The Dragon of Wawel Hill The Dragon of Wawel Hill is a popular sight for children in particular
Hemera / Thinkstock

About a 20-minute walk or a short bus ride away from the Rynek Głowny is the magnificent Gothic Zamek Krolewski na Wawelu (Wawel Castle to you and me). Located by the picturesque Wisła River on the Wawel Hill, if there is one sight you need to see before you leave Cracow then this is it. On display are the Polish Crown Jewels, impressive State Rooms and interesting exhibitions such as ‘The Lost Wawel’ and ‘Oriental Art’. You need to pay for each exhibition individually so it might be worth your time to read up on reviews and make a decision beforehand. Also, due to conservation reasons, only a certain number of visitors per day is allowed. During peak season it’s advisable to get there as early as possible to guarantee yourself a ticket.

Once within the realms of the castle, if you see the northwest corner of the courtyard barricaded, then here’s the reason why. According to Hindu tradition there are seven chakras (focus points of energy) around the world and one of them happens to be in the castle. Lots of spiritually inclined travellers were found here performing rather odd dances, chanting or simply leaning on the wall in an array of poses. This began to lead to the deterioration of that one particular spot of the castle and the authorities began to get worried. Apologies to the charka seekers out there but the area had been cordoned off last time we checked.

After you’re done exploring, head for a short walk along the Vistula River. On your way down, keep an eye out for the dragon sculpture that is based outside the Wawel Cave below the castle. Known as the Dragon of Wawel Hill it is a famous villain from Polish Folklore, and a sculpture from 1970 serves as a reminder of all the fabled stories. The dragon has six legs, and to the amusement of children (and most adults) breathes fire noisily every five minutes.


Jewish Quarter CracowWalking around Cracow's storied Jewish quarter is a haunting cultural experience
iStockphoto / Thinkstock

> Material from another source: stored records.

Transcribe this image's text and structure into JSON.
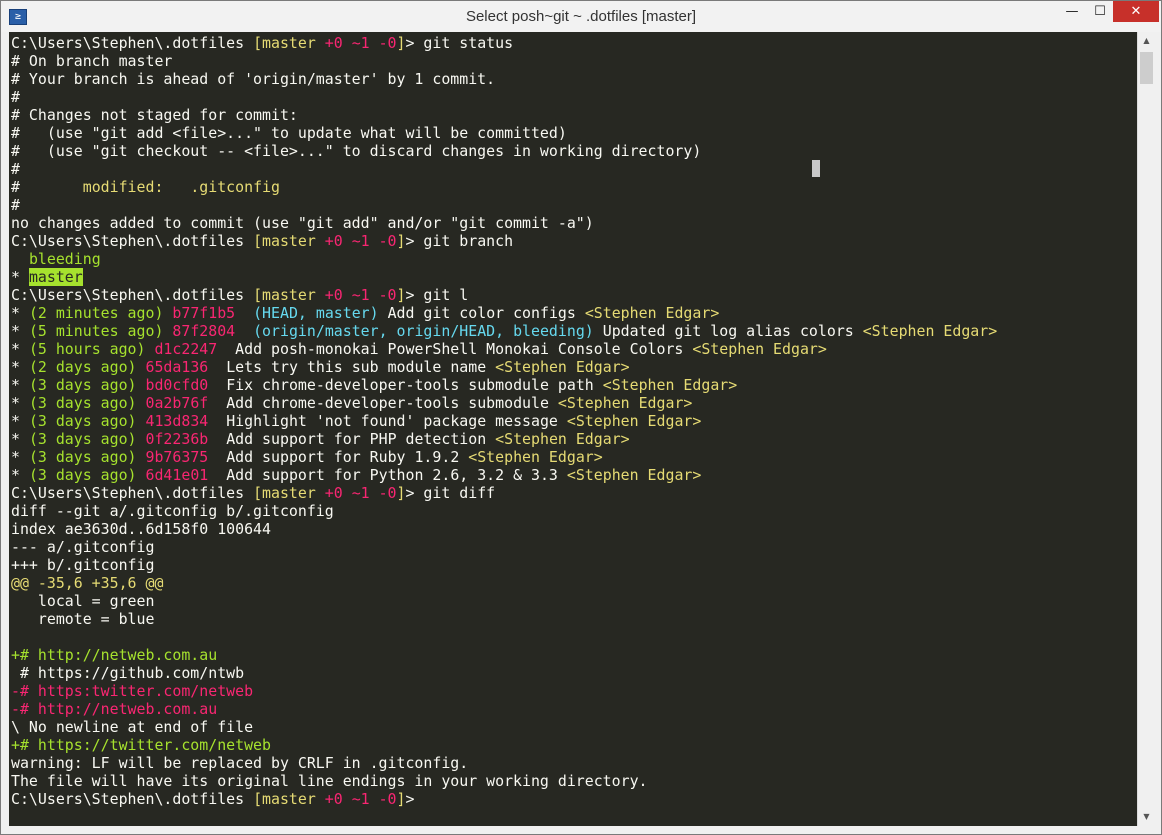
{
  "window": {
    "title": "Select posh~git ~ .dotfiles [master]",
    "app_icon_glyph": "≥",
    "controls": {
      "minimize": "—",
      "maximize": "☐",
      "close": "✕"
    }
  },
  "scrollbar": {
    "up_arrow": "▲",
    "down_arrow": "▼"
  },
  "colors": {
    "background": "#272822",
    "default": "#f8f8f2",
    "yellow": "#e6db74",
    "green": "#a6e22e",
    "magenta": "#f92672",
    "cyan": "#66d9ef",
    "close_button": "#c7302a"
  },
  "terminal": {
    "lines": [
      [
        {
          "t": "C:\\Users\\Stephen\\.dotfiles ",
          "c": "default"
        },
        {
          "t": "[master ",
          "c": "yellow"
        },
        {
          "t": "+0 ~1 -0",
          "c": "magenta"
        },
        {
          "t": "]",
          "c": "yellow"
        },
        {
          "t": "> git status",
          "c": "default"
        }
      ],
      [
        {
          "t": "# On branch master",
          "c": "default"
        }
      ],
      [
        {
          "t": "# Your branch is ahead of 'origin/master' by 1 commit.",
          "c": "default"
        }
      ],
      [
        {
          "t": "#",
          "c": "default"
        }
      ],
      [
        {
          "t": "# Changes not staged for commit:",
          "c": "default"
        }
      ],
      [
        {
          "t": "#   (use \"git add <file>...\" to update what will be committed)",
          "c": "default"
        }
      ],
      [
        {
          "t": "#   (use \"git checkout -- <file>...\" to discard changes in working directory)",
          "c": "default"
        }
      ],
      [
        {
          "t": "#",
          "c": "default"
        }
      ],
      [
        {
          "t": "#       ",
          "c": "default"
        },
        {
          "t": "modified:   .gitconfig",
          "c": "yellow"
        }
      ],
      [
        {
          "t": "#",
          "c": "default"
        }
      ],
      [
        {
          "t": "no changes added to commit (use \"git add\" and/or \"git commit -a\")",
          "c": "default"
        }
      ],
      [
        {
          "t": "C:\\Users\\Stephen\\.dotfiles ",
          "c": "default"
        },
        {
          "t": "[master ",
          "c": "yellow"
        },
        {
          "t": "+0 ~1 -0",
          "c": "magenta"
        },
        {
          "t": "]",
          "c": "yellow"
        },
        {
          "t": "> git branch",
          "c": "default"
        }
      ],
      [
        {
          "t": "  ",
          "c": "default"
        },
        {
          "t": "bleeding",
          "c": "green"
        }
      ],
      [
        {
          "t": "* ",
          "c": "default"
        },
        {
          "t": "master",
          "c": "hl"
        }
      ],
      [
        {
          "t": "C:\\Users\\Stephen\\.dotfiles ",
          "c": "default"
        },
        {
          "t": "[master ",
          "c": "yellow"
        },
        {
          "t": "+0 ~1 -0",
          "c": "magenta"
        },
        {
          "t": "]",
          "c": "yellow"
        },
        {
          "t": "> git l",
          "c": "default"
        }
      ],
      [
        {
          "t": "* ",
          "c": "default"
        },
        {
          "t": "(2 minutes ago)",
          "c": "green"
        },
        {
          "t": " ",
          "c": "default"
        },
        {
          "t": "b77f1b5",
          "c": "magenta"
        },
        {
          "t": "  ",
          "c": "default"
        },
        {
          "t": "(HEAD, master)",
          "c": "cyan"
        },
        {
          "t": " Add git color configs ",
          "c": "default"
        },
        {
          "t": "<Stephen Edgar>",
          "c": "yellow"
        }
      ],
      [
        {
          "t": "* ",
          "c": "default"
        },
        {
          "t": "(5 minutes ago)",
          "c": "green"
        },
        {
          "t": " ",
          "c": "default"
        },
        {
          "t": "87f2804",
          "c": "magenta"
        },
        {
          "t": "  ",
          "c": "default"
        },
        {
          "t": "(origin/master, origin/HEAD, bleeding)",
          "c": "cyan"
        },
        {
          "t": " Updated git log alias colors ",
          "c": "default"
        },
        {
          "t": "<Stephen Edgar>",
          "c": "yellow"
        }
      ],
      [
        {
          "t": "* ",
          "c": "default"
        },
        {
          "t": "(5 hours ago)",
          "c": "green"
        },
        {
          "t": " ",
          "c": "default"
        },
        {
          "t": "d1c2247",
          "c": "magenta"
        },
        {
          "t": "  Add posh-monokai PowerShell Monokai Console Colors ",
          "c": "default"
        },
        {
          "t": "<Stephen Edgar>",
          "c": "yellow"
        }
      ],
      [
        {
          "t": "* ",
          "c": "default"
        },
        {
          "t": "(2 days ago)",
          "c": "green"
        },
        {
          "t": " ",
          "c": "default"
        },
        {
          "t": "65da136",
          "c": "magenta"
        },
        {
          "t": "  Lets try this sub module name ",
          "c": "default"
        },
        {
          "t": "<Stephen Edgar>",
          "c": "yellow"
        }
      ],
      [
        {
          "t": "* ",
          "c": "default"
        },
        {
          "t": "(3 days ago)",
          "c": "green"
        },
        {
          "t": " ",
          "c": "default"
        },
        {
          "t": "bd0cfd0",
          "c": "magenta"
        },
        {
          "t": "  Fix chrome-developer-tools submodule path ",
          "c": "default"
        },
        {
          "t": "<Stephen Edgar>",
          "c": "yellow"
        }
      ],
      [
        {
          "t": "* ",
          "c": "default"
        },
        {
          "t": "(3 days ago)",
          "c": "green"
        },
        {
          "t": " ",
          "c": "default"
        },
        {
          "t": "0a2b76f",
          "c": "magenta"
        },
        {
          "t": "  Add chrome-developer-tools submodule ",
          "c": "default"
        },
        {
          "t": "<Stephen Edgar>",
          "c": "yellow"
        }
      ],
      [
        {
          "t": "* ",
          "c": "default"
        },
        {
          "t": "(3 days ago)",
          "c": "green"
        },
        {
          "t": " ",
          "c": "default"
        },
        {
          "t": "413d834",
          "c": "magenta"
        },
        {
          "t": "  Highlight 'not found' package message ",
          "c": "default"
        },
        {
          "t": "<Stephen Edgar>",
          "c": "yellow"
        }
      ],
      [
        {
          "t": "* ",
          "c": "default"
        },
        {
          "t": "(3 days ago)",
          "c": "green"
        },
        {
          "t": " ",
          "c": "default"
        },
        {
          "t": "0f2236b",
          "c": "magenta"
        },
        {
          "t": "  Add support for PHP detection ",
          "c": "default"
        },
        {
          "t": "<Stephen Edgar>",
          "c": "yellow"
        }
      ],
      [
        {
          "t": "* ",
          "c": "default"
        },
        {
          "t": "(3 days ago)",
          "c": "green"
        },
        {
          "t": " ",
          "c": "default"
        },
        {
          "t": "9b76375",
          "c": "magenta"
        },
        {
          "t": "  Add support for Ruby 1.9.2 ",
          "c": "default"
        },
        {
          "t": "<Stephen Edgar>",
          "c": "yellow"
        }
      ],
      [
        {
          "t": "* ",
          "c": "default"
        },
        {
          "t": "(3 days ago)",
          "c": "green"
        },
        {
          "t": " ",
          "c": "default"
        },
        {
          "t": "6d41e01",
          "c": "magenta"
        },
        {
          "t": "  Add support for Python 2.6, 3.2 & 3.3 ",
          "c": "default"
        },
        {
          "t": "<Stephen Edgar>",
          "c": "yellow"
        }
      ],
      [
        {
          "t": "C:\\Users\\Stephen\\.dotfiles ",
          "c": "default"
        },
        {
          "t": "[master ",
          "c": "yellow"
        },
        {
          "t": "+0 ~1 -0",
          "c": "magenta"
        },
        {
          "t": "]",
          "c": "yellow"
        },
        {
          "t": "> git diff",
          "c": "default"
        }
      ],
      [
        {
          "t": "diff --git a/.gitconfig b/.gitconfig",
          "c": "default"
        }
      ],
      [
        {
          "t": "index ae3630d..6d158f0 100644",
          "c": "default"
        }
      ],
      [
        {
          "t": "--- a/.gitconfig",
          "c": "default"
        }
      ],
      [
        {
          "t": "+++ b/.gitconfig",
          "c": "default"
        }
      ],
      [
        {
          "t": "@@ -35,6 +35,6 @@",
          "c": "yellow"
        }
      ],
      [
        {
          "t": "   local = green",
          "c": "default"
        }
      ],
      [
        {
          "t": "   remote = blue",
          "c": "default"
        }
      ],
      [
        {
          "t": "",
          "c": "default"
        }
      ],
      [
        {
          "t": "+# http://netweb.com.au",
          "c": "green"
        }
      ],
      [
        {
          "t": " # https://github.com/ntwb",
          "c": "default"
        }
      ],
      [
        {
          "t": "-# https:twitter.com/netweb",
          "c": "magenta"
        }
      ],
      [
        {
          "t": "-# http://netweb.com.au",
          "c": "magenta"
        }
      ],
      [
        {
          "t": "\\ No newline at end of file",
          "c": "default"
        }
      ],
      [
        {
          "t": "+# https://twitter.com/netweb",
          "c": "green"
        }
      ],
      [
        {
          "t": "warning: LF will be replaced by CRLF in .gitconfig.",
          "c": "default"
        }
      ],
      [
        {
          "t": "The file will have its original line endings in your working directory.",
          "c": "default"
        }
      ],
      [
        {
          "t": "C:\\Users\\Stephen\\.dotfiles ",
          "c": "default"
        },
        {
          "t": "[master ",
          "c": "yellow"
        },
        {
          "t": "+0 ~1 -0",
          "c": "magenta"
        },
        {
          "t": "]",
          "c": "yellow"
        },
        {
          "t": ">",
          "c": "default"
        }
      ]
    ]
  }
}
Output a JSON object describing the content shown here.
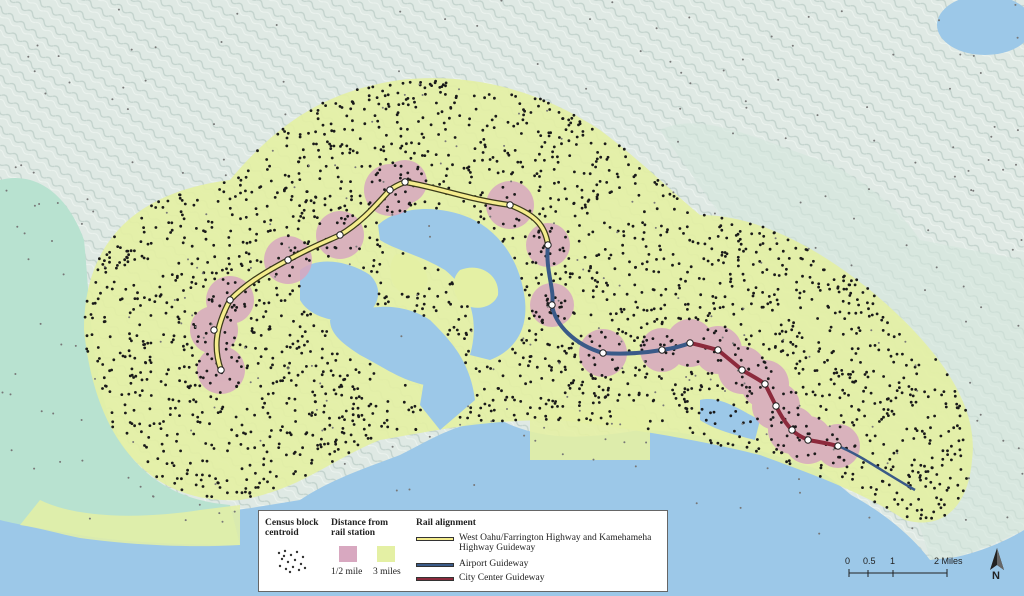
{
  "legend": {
    "census_title": "Census block centroid",
    "distance_title": "Distance from rail station",
    "distance_half": "1/2 mile",
    "distance_three": "3 miles",
    "alignment_title": "Rail alignment",
    "route_west": "West Oahu/Farrington Highway and Kamehameha Highway Guideway",
    "route_airport": "Airport Guideway",
    "route_city": "City Center Guideway"
  },
  "scale_bar": {
    "labels": [
      "0",
      "0.5",
      "1",
      "2 Miles"
    ]
  },
  "north_arrow": {
    "label": "N"
  },
  "colors": {
    "ocean": "#9cc8e8",
    "land_mountain": "#d8e8e0",
    "land_coastal": "#a8dcc8",
    "three_mile_buffer": "#e4f0a4",
    "half_mile_buffer": "#d8a8c0",
    "route_west": "#f4ec8c",
    "route_airport": "#3a5a88",
    "route_city": "#8c2a3c",
    "centroid": "#1a1a1a"
  }
}
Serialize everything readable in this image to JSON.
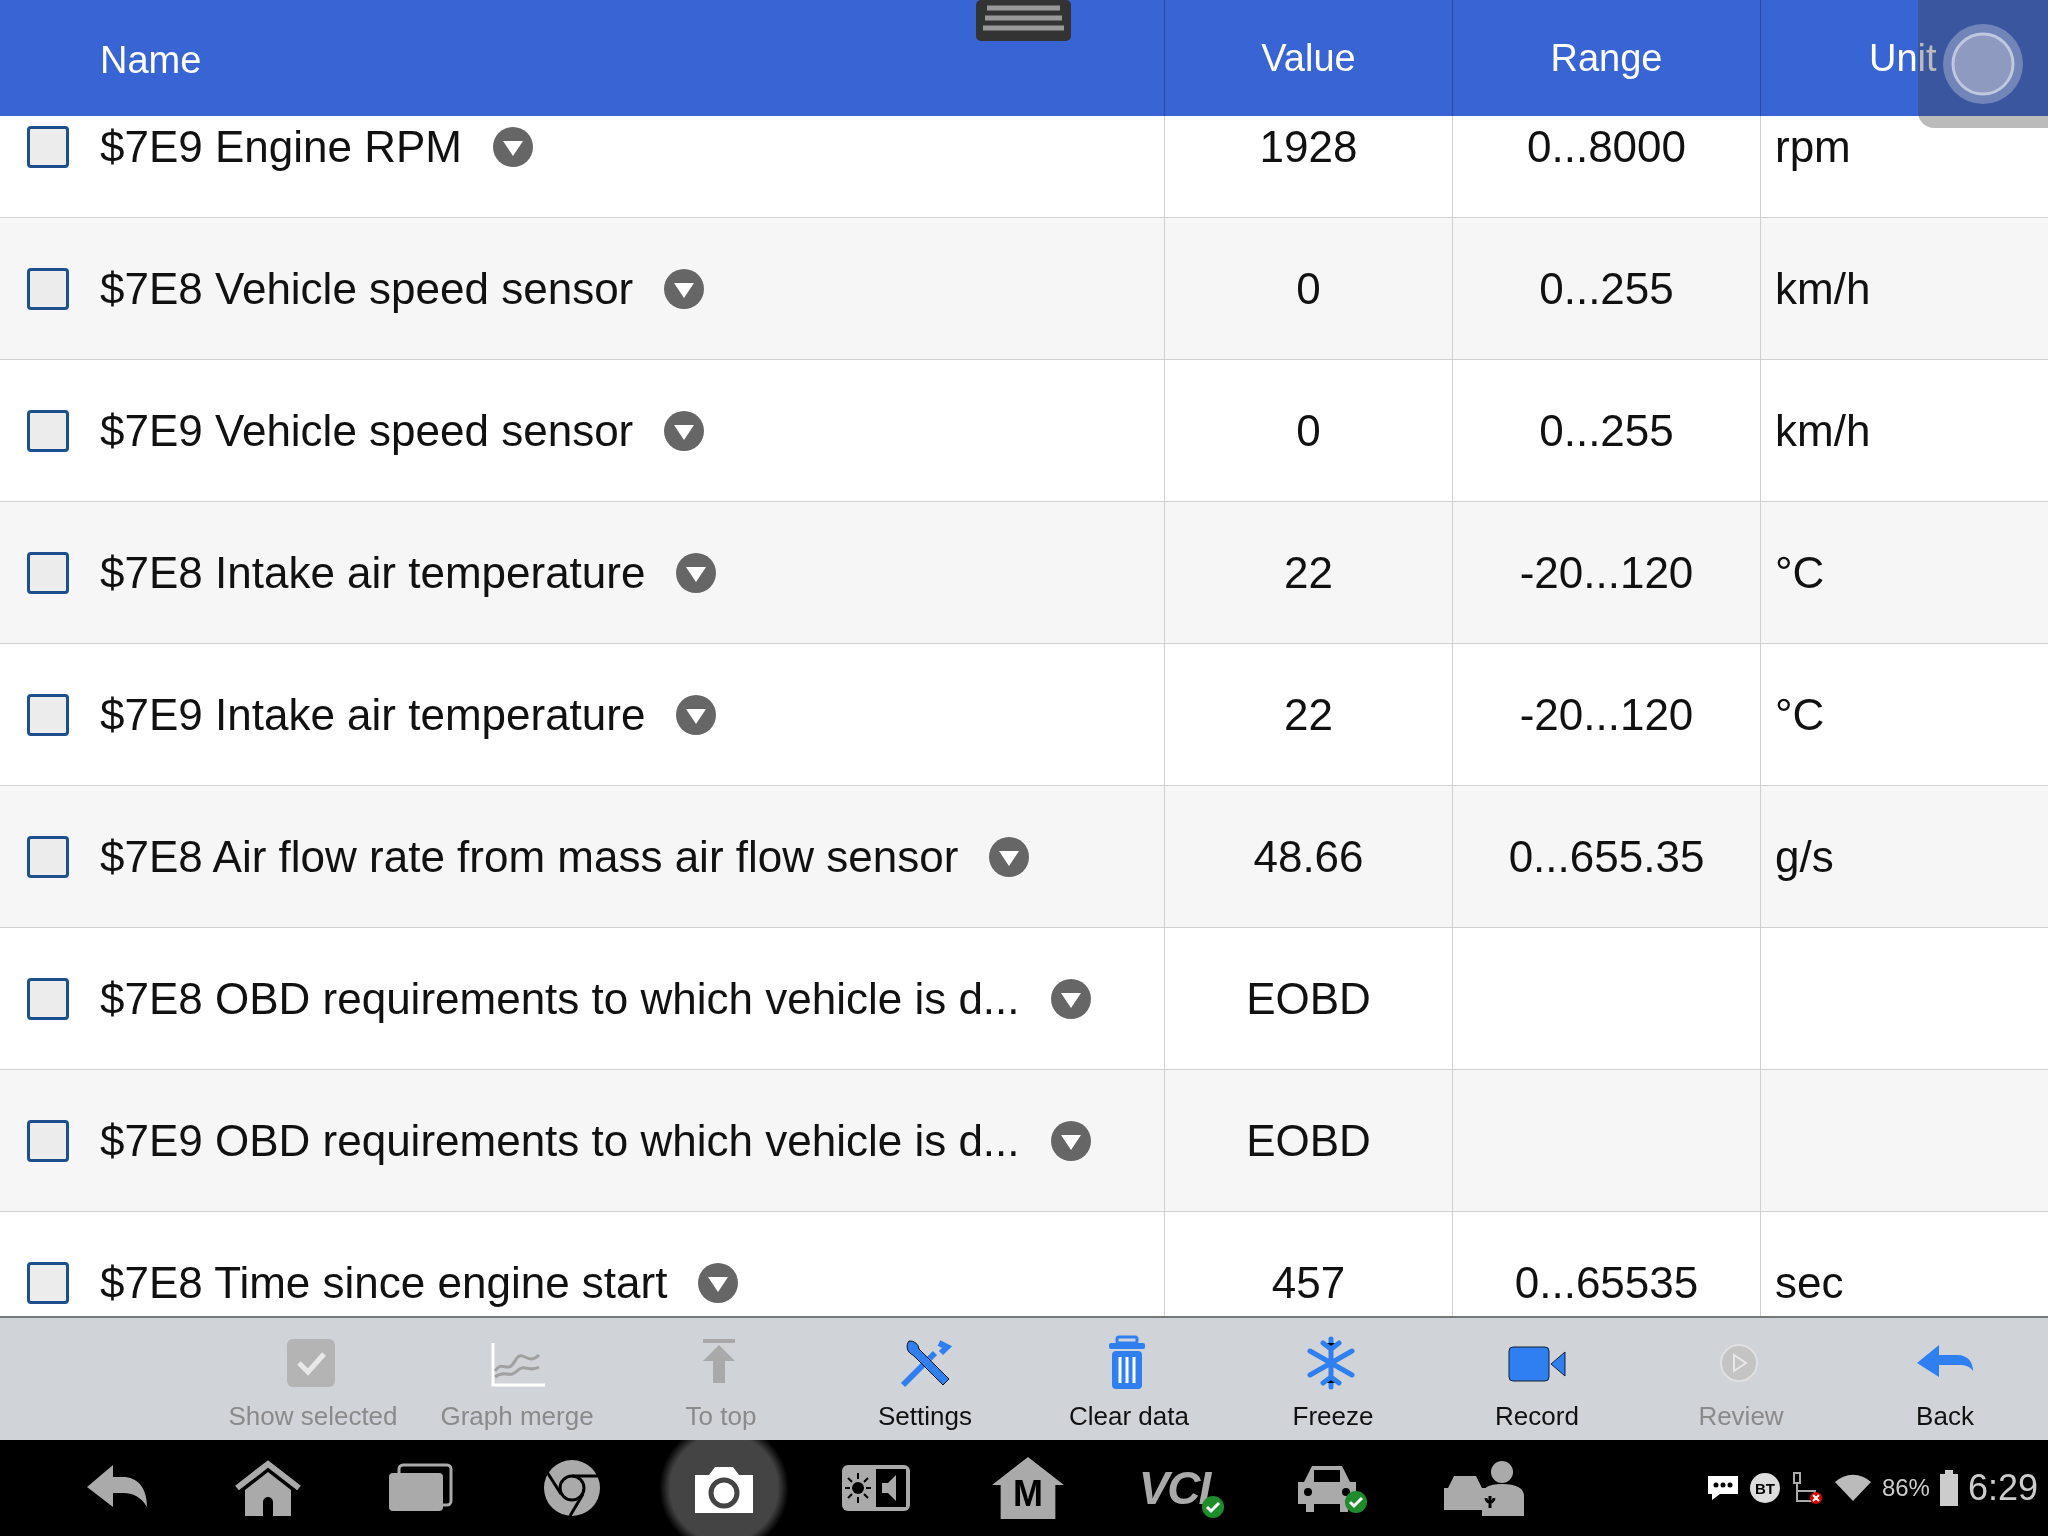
{
  "header": {
    "columns": [
      "Name",
      "Value",
      "Range",
      "Unit"
    ]
  },
  "rows": [
    {
      "name": "$7E9 Engine RPM",
      "value": "1928",
      "range": "0...8000",
      "unit": "rpm",
      "checked": false
    },
    {
      "name": "$7E8 Vehicle speed sensor",
      "value": "0",
      "range": "0...255",
      "unit": "km/h",
      "checked": false
    },
    {
      "name": "$7E9 Vehicle speed sensor",
      "value": "0",
      "range": "0...255",
      "unit": "km/h",
      "checked": false
    },
    {
      "name": "$7E8 Intake air temperature",
      "value": "22",
      "range": "-20...120",
      "unit": "°C",
      "checked": false
    },
    {
      "name": "$7E9 Intake air temperature",
      "value": "22",
      "range": "-20...120",
      "unit": "°C",
      "checked": false
    },
    {
      "name": "$7E8 Air flow rate from mass air flow sensor",
      "value": "48.66",
      "range": "0...655.35",
      "unit": "g/s",
      "checked": false
    },
    {
      "name": "$7E8 OBD requirements to which vehicle is d...",
      "value": "EOBD",
      "checked": false
    },
    {
      "name": "$7E9 OBD requirements to which vehicle is d...",
      "value": "EOBD",
      "checked": false
    },
    {
      "name": "$7E8 Time since engine start",
      "value": "457",
      "range": "0...65535",
      "unit": "sec",
      "checked": false
    }
  ],
  "toolbar": [
    {
      "kind": "check",
      "label": "Show selected",
      "disabled": true
    },
    {
      "kind": "graph",
      "label": "Graph merge",
      "disabled": true
    },
    {
      "kind": "totop",
      "label": "To top",
      "disabled": true
    },
    {
      "kind": "tools",
      "label": "Settings",
      "disabled": false
    },
    {
      "kind": "trash",
      "label": "Clear data",
      "disabled": false
    },
    {
      "kind": "snow",
      "label": "Freeze",
      "disabled": false
    },
    {
      "kind": "camera",
      "label": "Record",
      "disabled": false
    },
    {
      "kind": "play",
      "label": "Review",
      "disabled": true
    },
    {
      "kind": "back",
      "label": "Back",
      "disabled": false
    }
  ],
  "system_bar": {
    "apps": [
      {
        "kind": "back"
      },
      {
        "kind": "home"
      },
      {
        "kind": "recents"
      },
      {
        "kind": "browser"
      },
      {
        "kind": "camera",
        "selected": true
      },
      {
        "kind": "display"
      },
      {
        "kind": "house-m",
        "text": "M"
      },
      {
        "kind": "vci",
        "text": "VCI"
      },
      {
        "kind": "car"
      },
      {
        "kind": "service"
      }
    ],
    "bluetooth": "BT",
    "battery": "86%",
    "time": "6:29"
  }
}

After a leisurely stroll along the river, make your way towards Kazimierz, the Jewish district of Cracow which is another 20-minute walk away from the castle. The first thing to do is to head to Plac Nowy (New Square) to grab the best zapiekanka in town. Zapiekanka is a popular Polish snack and is basically a halved baguette or bread topped with cheese and mushrooms and anything else you’d like. They’re also extremely easy on the wallet. The round building standing in the middle of Plac Nowy dishes out delicious zapiekankas with a wide variety of toppings available.

There is a lot to see and do in Kazimierz and walking is the best way to discover the area. Stumble into the synagogues which document the horrors of a recent past, and explore Oscar Schindler’s renowned factory. There is also a Ghetto Heroes square with an interesting installation. Walking around what was once a Jewish ghetto under the Nazi occupation is a particularly somber experience. The vibe is as solemn as the architecture. Parts of it even appear run down, a stark contrast to the Cracow you would’ve experienced earlier in the day.


Slowacki TheatreThe majestic Slowacki Theatre is a great place to witness the arts
iStockphoto / Thinkstock

Come evening, if you’re still in Kazimierz head to the legendary Alchemia, located just across the Plac Nowy. Very popular with Poland's arty crowd, Alchemia is the boho centre of the nightlife scene in Cracow. Made up of several rooms, one of which involves walking through giant wardrobe doors and natural candles burning all around, Alchemia is definitely the one off pub/bar/café you need to hit before you head home.

An alternative for those who prefer something less crowded, quieter or more cultural is to make their way to one of the city’s many theatres. The Cracow Operetta, The National Old Theatre, The Ludowy Theatre and The Groteska Theatre of Puppetry are just some of the several well-known theatres here.

Throughout the year there are also a host of festivals and events taking place in the city, which means there is always something happening in Cracow, whatever the time of year.

Visa and passport information is updated regularly and is correct at the time of publishing. You should verify critical travel information independently with the relevant embassy before you travel.